10.43am Action for Hearing Loss has found that older people with hearing loss are more than twice as likely to develop depression compared with those without the condition.

The charity wants to see hard-of-hearing individuals given the support they need, rather than allowing mental health problems to slip under the radar and go untreated.

10.41am More news on HSJ this morning: A Nuffield Trust study has found there has been a rise in “avoidable” NHS hospital admissions of 48 per cent in 12 years.

The ageing population and population growth accounted for less than half of the overall increase in rates of potentially avoidable admissions, the report said. There were increases in admissions for conditions including urinary tract infections, kidney infections and pneumonia, which suggested “sub optimal care” leading to a deterioration in the patient’s health.

10.24am Monitor has said this morning that even if the NHS achieves the maximum possible savings between now and 2021, it will still fail to close the £30bn funding gap identified by NHS England.

A Monitor analysis published today says the most the NHS can manage in that time is £18bn, and says “radical change” is needed to make the service financially sustainable in the long term.

Chief executive David Bennet warns against extending the NHS pay freeze as that is not sustainable.

Read Ben Clover’s story here.

10.19am The Department of Health is rekindling its interest in mutuals and social enterprises, bringing King’s Fund chief executive Chris Ham in to lead a review of staff and workforce engagement.

The review will have a particular focus on social enterprise and mutuals as a way of giving NHS workers more of a stake in their organisation.

Our reporter David Williams has an interview with care and support minister Norman Lamb, in which he claims that the failures of leadership and management seen at Mid Staffordshire Foundation Trust could never have happened in a mutual.

8.40am: Good morning, a new approach to eyecare is saving Sheffield Clinical Commissioning Group around £400,000 a year. Along with establishing additional pathways, local optometrists were also approached to discuss how they could make better use of their skills, and whether the CCG could fill any gaps with additional training and support.
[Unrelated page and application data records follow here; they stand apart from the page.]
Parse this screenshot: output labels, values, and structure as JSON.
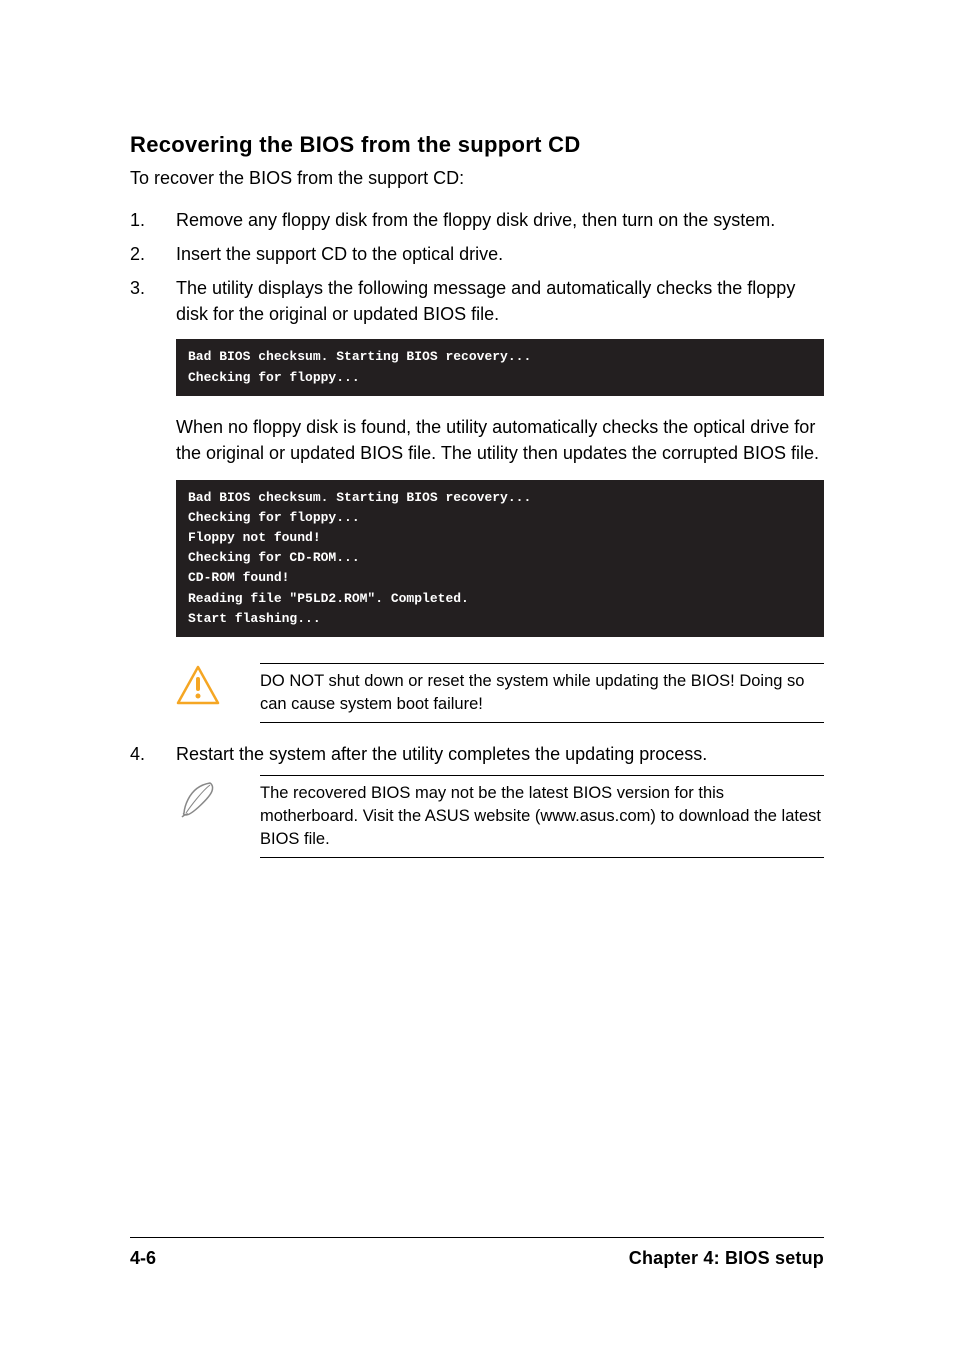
{
  "heading": "Recovering the BIOS from the support CD",
  "intro": "To recover the BIOS from the support CD:",
  "steps": [
    {
      "num": "1.",
      "text": "Remove any floppy disk from the floppy disk drive, then turn on the system."
    },
    {
      "num": "2.",
      "text": "Insert the support CD to the optical drive."
    },
    {
      "num": "3.",
      "text": "The utility displays the following message and automatically checks the floppy disk for the original or updated BIOS file."
    }
  ],
  "code1": "Bad BIOS checksum. Starting BIOS recovery...\nChecking for floppy...",
  "afterCode1": "When no floppy disk is found, the utility automatically checks the optical drive for the original or updated BIOS file. The utility then updates the corrupted BIOS file.",
  "code2": "Bad BIOS checksum. Starting BIOS recovery...\nChecking for floppy...\nFloppy not found!\nChecking for CD-ROM...\nCD-ROM found!\nReading file \"P5LD2.ROM\". Completed.\nStart flashing...",
  "warning": "DO NOT shut down or reset the system while updating the BIOS! Doing so can cause system boot failure!",
  "step4": {
    "num": "4.",
    "text": "Restart the system after the utility completes the updating process."
  },
  "note": "The recovered BIOS may not be the latest BIOS version for this motherboard. Visit the ASUS website (www.asus.com) to download the latest BIOS file.",
  "footer": {
    "left": "4-6",
    "right": "Chapter 4: BIOS setup"
  }
}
Earlier this year, the NHS Ombudsman claimed NHS leaders are failing to listen to and learn from patient complaints. On HSJ’s Leadership channel today, Bernie Cuthel, chief executive of Liverpool Community Health Trust also writes on why taking patient feedback seriously is essential in a post-Mid Staffordshire world.